Botnik has a browser-based Predictive Writer that you can load up with “voices”, hence its name, Voicebox. It works in a similar way to your phone’s predictive text, by suggesting a group of words based on the context of the other words in the message. The suggestions are based on the source material you upload, which can be anything from TV show scripts to song lyrics. Voicebox comes pre-loaded with some source materials, but the real fun comes from creating your own. You can even combine two sources, like the text from Fire & Fury and McDonald’s item menus.

Voicebox should be considered more as a writing tool rather than a meme generator that just dumps out a bunch of words, because the end result really rests on how good of a writer you are. You have to guide the Voicebox to suggest the right words, and it’s a little bit like AI Mad Libs in a way. You can shuffle your word choices if you don’t see anything you like, or you can save words if you see a particularly good one.

Personally, I think the best Botnik creations are things that are visually open to parody, so to test it out, I tried my hand at making my own predictive keyboard based on Sanrio characters. I then let these personality descriptions guide their appearances and drew my own characters. To compare, here’s an example of Hello Kitty’s real bio on the Sanrio website:

Sanrio

And here are my own Sanrio characters with their descriptions generated through Voicebox:

Dami Lee
Dami Lee
Dami Lee

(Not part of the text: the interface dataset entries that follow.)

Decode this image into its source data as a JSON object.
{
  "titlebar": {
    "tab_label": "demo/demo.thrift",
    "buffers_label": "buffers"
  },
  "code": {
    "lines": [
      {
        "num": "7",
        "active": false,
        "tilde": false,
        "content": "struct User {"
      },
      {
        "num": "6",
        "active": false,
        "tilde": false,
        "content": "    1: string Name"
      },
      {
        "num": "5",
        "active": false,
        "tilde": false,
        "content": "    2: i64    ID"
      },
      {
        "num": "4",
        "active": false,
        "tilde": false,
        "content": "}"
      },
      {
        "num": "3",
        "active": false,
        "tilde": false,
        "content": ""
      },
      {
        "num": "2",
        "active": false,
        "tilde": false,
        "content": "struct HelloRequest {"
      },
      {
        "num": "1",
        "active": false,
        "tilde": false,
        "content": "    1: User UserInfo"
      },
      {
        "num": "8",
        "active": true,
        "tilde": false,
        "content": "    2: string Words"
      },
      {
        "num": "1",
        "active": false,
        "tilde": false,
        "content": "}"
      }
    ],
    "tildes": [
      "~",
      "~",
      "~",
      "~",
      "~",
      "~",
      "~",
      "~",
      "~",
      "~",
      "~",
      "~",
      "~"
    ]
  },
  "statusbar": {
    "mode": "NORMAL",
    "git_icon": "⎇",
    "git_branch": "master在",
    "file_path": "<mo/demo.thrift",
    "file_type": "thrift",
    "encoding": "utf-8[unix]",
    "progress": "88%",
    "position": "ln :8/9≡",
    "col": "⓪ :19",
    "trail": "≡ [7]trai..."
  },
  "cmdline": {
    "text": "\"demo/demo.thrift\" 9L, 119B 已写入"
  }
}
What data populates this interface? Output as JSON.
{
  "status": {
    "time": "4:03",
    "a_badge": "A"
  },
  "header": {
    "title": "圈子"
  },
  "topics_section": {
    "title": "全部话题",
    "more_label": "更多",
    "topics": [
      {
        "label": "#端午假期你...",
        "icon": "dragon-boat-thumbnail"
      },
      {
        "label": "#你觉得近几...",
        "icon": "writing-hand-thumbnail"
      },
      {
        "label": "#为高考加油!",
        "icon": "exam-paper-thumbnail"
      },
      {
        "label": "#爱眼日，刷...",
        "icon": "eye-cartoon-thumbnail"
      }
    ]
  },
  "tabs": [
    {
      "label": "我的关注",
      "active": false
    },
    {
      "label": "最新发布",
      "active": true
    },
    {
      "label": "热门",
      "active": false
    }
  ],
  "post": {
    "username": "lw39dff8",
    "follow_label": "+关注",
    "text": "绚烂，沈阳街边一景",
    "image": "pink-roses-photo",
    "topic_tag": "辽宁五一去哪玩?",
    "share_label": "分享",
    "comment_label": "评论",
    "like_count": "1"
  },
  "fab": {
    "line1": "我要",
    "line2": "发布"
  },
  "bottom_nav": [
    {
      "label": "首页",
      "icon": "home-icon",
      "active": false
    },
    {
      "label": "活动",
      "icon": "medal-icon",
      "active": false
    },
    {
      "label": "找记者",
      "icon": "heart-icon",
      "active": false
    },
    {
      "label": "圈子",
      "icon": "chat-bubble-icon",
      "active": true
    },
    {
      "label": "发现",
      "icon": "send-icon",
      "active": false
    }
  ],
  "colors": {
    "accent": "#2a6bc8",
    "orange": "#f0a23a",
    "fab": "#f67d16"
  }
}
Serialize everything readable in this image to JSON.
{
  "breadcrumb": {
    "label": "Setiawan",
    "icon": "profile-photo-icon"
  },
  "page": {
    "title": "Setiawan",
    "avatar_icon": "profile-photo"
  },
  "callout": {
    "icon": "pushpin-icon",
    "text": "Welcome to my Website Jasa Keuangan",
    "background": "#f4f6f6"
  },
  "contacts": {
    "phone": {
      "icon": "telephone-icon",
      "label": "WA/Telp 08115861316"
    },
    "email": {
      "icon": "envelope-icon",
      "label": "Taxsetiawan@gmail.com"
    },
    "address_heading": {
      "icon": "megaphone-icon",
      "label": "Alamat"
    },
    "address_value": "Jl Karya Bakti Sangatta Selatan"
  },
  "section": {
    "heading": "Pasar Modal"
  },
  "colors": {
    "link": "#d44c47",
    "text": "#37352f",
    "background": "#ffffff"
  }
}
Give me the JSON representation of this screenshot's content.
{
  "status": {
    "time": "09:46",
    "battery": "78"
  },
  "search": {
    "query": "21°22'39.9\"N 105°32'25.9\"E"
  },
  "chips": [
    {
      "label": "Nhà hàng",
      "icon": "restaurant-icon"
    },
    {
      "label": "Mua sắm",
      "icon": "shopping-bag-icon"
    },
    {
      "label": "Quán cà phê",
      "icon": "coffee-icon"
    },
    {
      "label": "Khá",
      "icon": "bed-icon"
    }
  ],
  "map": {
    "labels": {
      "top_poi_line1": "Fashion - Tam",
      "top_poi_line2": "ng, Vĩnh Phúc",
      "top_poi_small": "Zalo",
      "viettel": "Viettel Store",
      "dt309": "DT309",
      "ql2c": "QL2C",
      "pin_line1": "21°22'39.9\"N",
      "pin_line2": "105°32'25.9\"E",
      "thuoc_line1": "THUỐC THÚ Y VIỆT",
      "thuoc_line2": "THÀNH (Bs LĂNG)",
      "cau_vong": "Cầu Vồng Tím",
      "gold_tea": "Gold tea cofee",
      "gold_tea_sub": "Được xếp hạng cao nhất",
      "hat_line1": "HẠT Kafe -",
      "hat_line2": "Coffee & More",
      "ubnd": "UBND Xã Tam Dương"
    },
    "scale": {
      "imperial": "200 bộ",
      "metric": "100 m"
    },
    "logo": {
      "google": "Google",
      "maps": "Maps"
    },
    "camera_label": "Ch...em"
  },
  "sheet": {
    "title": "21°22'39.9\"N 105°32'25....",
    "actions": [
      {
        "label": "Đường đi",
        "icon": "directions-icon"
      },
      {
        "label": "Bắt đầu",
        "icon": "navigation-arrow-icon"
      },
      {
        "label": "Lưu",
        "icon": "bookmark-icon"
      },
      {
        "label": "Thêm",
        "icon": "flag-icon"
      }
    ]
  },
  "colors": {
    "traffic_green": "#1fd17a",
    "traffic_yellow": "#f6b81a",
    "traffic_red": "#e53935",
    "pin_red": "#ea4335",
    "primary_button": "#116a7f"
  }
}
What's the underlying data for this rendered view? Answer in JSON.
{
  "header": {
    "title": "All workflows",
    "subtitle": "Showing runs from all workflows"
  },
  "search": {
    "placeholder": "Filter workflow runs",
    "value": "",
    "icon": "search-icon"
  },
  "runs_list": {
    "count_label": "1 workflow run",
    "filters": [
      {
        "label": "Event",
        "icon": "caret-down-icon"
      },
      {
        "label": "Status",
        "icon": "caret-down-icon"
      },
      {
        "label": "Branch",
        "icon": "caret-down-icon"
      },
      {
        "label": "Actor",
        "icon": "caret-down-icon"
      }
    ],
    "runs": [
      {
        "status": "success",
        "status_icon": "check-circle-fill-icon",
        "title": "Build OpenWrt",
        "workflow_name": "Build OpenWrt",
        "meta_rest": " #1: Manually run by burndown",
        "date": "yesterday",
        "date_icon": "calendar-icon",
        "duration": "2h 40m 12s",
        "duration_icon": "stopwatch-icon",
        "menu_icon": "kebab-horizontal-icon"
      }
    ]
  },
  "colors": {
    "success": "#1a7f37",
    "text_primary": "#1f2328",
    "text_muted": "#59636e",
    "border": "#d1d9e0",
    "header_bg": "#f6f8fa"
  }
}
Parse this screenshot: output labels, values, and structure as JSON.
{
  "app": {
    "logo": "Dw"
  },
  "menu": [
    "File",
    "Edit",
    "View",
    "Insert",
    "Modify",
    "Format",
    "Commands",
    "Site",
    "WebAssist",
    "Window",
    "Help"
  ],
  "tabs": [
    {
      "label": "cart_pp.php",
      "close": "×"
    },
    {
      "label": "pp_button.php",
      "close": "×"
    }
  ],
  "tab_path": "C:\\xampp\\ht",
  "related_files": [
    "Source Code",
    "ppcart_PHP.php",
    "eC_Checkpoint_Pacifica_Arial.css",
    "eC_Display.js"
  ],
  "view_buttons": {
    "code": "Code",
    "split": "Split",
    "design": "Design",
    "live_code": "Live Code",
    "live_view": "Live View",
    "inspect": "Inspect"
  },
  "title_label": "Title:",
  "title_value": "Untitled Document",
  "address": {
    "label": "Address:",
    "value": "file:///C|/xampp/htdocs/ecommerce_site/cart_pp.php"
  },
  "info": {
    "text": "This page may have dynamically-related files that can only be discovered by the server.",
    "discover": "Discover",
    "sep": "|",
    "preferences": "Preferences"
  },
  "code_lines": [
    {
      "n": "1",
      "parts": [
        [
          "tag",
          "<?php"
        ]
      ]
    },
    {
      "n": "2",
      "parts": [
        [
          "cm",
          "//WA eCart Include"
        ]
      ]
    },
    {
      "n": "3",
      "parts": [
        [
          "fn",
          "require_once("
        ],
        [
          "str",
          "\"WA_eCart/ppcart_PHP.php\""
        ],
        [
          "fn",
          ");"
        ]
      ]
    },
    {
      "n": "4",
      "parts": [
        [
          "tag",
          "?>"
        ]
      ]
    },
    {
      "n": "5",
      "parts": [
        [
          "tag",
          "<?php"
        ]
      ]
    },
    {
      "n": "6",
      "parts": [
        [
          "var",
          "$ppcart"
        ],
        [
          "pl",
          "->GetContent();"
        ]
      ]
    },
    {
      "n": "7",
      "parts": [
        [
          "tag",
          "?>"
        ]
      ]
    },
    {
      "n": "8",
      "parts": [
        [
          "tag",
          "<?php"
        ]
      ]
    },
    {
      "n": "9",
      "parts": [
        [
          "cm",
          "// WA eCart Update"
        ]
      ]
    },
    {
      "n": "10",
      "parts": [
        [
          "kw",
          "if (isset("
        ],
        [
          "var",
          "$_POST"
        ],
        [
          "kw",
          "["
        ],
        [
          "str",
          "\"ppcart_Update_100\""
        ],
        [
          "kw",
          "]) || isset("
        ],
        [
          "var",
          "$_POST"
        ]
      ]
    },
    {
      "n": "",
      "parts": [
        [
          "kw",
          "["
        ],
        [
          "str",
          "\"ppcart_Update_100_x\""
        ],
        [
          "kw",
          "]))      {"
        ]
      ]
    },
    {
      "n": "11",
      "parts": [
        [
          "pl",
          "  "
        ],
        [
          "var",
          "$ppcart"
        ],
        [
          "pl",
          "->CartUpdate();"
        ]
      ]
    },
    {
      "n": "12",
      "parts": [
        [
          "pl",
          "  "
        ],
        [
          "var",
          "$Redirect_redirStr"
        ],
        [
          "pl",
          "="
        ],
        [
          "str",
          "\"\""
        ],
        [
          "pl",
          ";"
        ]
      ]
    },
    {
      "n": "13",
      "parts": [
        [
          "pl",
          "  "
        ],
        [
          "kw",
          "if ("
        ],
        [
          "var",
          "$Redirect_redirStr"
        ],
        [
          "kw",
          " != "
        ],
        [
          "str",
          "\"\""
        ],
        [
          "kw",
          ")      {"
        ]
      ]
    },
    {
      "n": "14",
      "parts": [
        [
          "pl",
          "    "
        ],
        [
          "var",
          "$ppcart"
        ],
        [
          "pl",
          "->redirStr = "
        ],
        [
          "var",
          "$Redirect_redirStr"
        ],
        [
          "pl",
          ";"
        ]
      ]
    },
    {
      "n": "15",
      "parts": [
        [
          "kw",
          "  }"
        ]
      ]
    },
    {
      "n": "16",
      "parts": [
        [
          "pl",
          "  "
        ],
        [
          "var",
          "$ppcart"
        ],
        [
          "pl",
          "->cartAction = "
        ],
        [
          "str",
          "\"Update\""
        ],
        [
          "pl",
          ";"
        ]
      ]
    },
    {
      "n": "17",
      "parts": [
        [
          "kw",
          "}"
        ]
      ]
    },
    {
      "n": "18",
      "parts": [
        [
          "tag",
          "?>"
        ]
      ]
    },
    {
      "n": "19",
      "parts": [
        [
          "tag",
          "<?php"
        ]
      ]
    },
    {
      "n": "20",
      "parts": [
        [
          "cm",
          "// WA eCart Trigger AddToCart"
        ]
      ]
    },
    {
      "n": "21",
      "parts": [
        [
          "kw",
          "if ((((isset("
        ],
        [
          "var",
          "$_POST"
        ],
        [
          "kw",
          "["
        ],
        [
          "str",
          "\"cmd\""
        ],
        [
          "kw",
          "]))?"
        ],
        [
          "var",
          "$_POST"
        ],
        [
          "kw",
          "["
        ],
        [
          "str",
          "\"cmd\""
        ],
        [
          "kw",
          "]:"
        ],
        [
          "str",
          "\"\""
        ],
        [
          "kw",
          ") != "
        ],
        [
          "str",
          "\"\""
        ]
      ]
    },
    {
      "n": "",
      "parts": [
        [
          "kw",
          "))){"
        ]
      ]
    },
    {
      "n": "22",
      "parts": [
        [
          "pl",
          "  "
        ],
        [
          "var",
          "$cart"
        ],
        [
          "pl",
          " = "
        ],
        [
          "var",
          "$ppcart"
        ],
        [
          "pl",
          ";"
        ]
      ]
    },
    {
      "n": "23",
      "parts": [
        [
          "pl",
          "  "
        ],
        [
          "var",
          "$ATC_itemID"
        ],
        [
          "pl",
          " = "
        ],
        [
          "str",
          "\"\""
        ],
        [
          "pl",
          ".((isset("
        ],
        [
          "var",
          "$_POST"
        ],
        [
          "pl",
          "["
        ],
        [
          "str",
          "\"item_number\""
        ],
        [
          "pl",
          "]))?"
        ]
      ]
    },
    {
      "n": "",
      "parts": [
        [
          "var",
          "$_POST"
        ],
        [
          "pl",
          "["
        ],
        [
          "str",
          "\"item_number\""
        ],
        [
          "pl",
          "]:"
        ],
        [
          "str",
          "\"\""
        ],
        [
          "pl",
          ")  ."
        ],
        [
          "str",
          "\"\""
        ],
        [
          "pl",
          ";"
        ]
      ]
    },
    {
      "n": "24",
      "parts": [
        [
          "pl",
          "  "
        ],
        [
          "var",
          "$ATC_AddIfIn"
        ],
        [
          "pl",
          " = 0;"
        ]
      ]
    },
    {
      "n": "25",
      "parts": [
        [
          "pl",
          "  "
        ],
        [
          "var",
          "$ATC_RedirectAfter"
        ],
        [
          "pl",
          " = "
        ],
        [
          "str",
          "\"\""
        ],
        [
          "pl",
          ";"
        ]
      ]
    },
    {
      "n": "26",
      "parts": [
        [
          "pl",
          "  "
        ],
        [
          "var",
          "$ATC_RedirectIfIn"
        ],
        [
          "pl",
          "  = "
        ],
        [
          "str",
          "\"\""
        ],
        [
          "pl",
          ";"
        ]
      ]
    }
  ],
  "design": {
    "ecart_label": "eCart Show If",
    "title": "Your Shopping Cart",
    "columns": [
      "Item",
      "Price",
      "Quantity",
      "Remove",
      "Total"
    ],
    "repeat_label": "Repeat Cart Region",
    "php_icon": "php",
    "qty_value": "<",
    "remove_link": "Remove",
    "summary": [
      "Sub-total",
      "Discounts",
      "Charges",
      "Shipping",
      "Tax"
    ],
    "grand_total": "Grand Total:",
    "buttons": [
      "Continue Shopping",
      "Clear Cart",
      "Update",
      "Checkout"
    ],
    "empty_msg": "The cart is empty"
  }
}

To do this, I copied the Wikipedia entry for ‘List of Sanrio characters’, put it into a .txt file and uploaded it to the Predictive Writer. I tried to mimic the official Sanrio bio formats in my descriptions, filling it in with hobbies, birthday facts, and their places in Sanrio history. Sanrio character bios are already pretty strange, so I don’t think these new characters were that much of a stretch, but it was still a good exercise in creative writing. Botnik has a Facebook group for people to share their work and experiments, so if you’re ready to get started, there’s always a community that can give feedback.